*** Opening SOURCE INFORMATION ***

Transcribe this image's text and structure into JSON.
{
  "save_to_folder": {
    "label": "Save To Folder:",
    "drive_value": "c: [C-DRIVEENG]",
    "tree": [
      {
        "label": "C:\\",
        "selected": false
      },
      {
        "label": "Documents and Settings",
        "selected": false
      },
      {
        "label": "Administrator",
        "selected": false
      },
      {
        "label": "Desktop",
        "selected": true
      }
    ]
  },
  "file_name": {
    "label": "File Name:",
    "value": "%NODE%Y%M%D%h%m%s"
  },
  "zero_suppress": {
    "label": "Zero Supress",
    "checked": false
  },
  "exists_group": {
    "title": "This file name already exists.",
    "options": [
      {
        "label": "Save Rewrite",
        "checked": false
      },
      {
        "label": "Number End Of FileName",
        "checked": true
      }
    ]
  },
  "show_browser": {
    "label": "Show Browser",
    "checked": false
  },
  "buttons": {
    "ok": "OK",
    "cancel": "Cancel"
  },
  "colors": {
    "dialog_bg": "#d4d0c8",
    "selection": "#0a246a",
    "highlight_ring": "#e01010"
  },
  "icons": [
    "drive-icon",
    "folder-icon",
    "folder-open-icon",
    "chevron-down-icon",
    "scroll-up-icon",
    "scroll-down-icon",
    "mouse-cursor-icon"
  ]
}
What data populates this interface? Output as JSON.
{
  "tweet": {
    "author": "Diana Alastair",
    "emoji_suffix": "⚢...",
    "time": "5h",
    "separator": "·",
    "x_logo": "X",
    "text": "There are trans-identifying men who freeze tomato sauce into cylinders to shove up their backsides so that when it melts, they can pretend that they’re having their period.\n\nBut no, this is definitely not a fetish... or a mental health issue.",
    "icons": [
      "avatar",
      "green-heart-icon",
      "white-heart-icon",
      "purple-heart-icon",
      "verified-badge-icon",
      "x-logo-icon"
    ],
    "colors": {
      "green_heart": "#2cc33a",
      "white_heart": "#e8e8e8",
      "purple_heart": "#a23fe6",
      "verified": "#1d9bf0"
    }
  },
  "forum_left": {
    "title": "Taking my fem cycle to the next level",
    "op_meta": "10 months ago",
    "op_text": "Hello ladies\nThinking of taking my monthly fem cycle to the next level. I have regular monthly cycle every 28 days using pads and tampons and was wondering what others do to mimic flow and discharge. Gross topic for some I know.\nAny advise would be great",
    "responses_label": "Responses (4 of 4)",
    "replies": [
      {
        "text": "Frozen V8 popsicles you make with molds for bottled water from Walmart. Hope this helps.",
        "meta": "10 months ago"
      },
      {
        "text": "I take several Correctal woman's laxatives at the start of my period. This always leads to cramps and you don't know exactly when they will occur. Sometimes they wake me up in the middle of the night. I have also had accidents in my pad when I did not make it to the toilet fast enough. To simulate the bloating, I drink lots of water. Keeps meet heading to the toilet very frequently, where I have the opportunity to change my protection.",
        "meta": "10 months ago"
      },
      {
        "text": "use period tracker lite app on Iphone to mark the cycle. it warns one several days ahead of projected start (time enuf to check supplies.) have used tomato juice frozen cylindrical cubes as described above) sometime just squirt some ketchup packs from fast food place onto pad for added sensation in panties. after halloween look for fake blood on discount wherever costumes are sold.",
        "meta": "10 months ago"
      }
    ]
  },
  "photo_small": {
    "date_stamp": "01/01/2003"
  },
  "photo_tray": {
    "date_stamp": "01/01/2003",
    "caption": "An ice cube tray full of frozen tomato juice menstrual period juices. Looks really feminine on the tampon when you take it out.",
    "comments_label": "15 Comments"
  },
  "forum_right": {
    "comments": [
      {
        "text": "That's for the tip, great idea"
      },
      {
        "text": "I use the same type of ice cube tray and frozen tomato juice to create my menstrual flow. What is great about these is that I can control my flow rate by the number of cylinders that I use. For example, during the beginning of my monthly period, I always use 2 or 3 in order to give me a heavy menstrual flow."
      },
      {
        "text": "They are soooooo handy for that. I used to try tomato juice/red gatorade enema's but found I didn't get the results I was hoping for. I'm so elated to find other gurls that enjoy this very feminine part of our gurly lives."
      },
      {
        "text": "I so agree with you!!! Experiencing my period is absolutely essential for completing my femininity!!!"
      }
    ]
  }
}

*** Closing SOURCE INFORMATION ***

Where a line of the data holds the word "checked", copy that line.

    "checked": false
        "checked": false
        "checked": true
    "checked": false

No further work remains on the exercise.